**The problem**
Copy every record exactly.
┌─ Excerpted data
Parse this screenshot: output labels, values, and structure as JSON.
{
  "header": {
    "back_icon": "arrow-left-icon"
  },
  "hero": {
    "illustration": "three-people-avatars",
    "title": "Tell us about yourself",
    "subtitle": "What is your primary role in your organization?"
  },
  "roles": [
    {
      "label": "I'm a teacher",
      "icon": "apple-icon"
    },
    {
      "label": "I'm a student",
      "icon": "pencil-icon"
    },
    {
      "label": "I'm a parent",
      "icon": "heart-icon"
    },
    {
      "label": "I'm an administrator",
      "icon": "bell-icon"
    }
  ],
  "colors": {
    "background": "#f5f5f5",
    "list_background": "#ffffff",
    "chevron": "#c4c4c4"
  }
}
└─
**Solution to this problem**
Parse this screenshot: output labels, values, and structure as JSON.
{
  "header": {
    "back_icon": "arrow-left-icon"
  },
  "hero": {
    "illustration": "three-people-avatars",
    "title": "Tell us about yourself",
    "subtitle": "What is your primary role in your organization?"
  },
  "roles": [
    {
      "label": "I'm a teacher",
      "icon": "apple-icon"
    },
    {
      "label": "I'm a student",
      "icon": "pencil-icon"
    },
    {
      "label": "I'm a parent",
      "icon": "heart-icon"
    },
    {
      "label": "I'm an administrator",
      "icon": "bell-icon"
    }
  ],
  "colors": {
    "background": "#f5f5f5",
    "list_background": "#ffffff",
    "chevron": "#c4c4c4"
  }
}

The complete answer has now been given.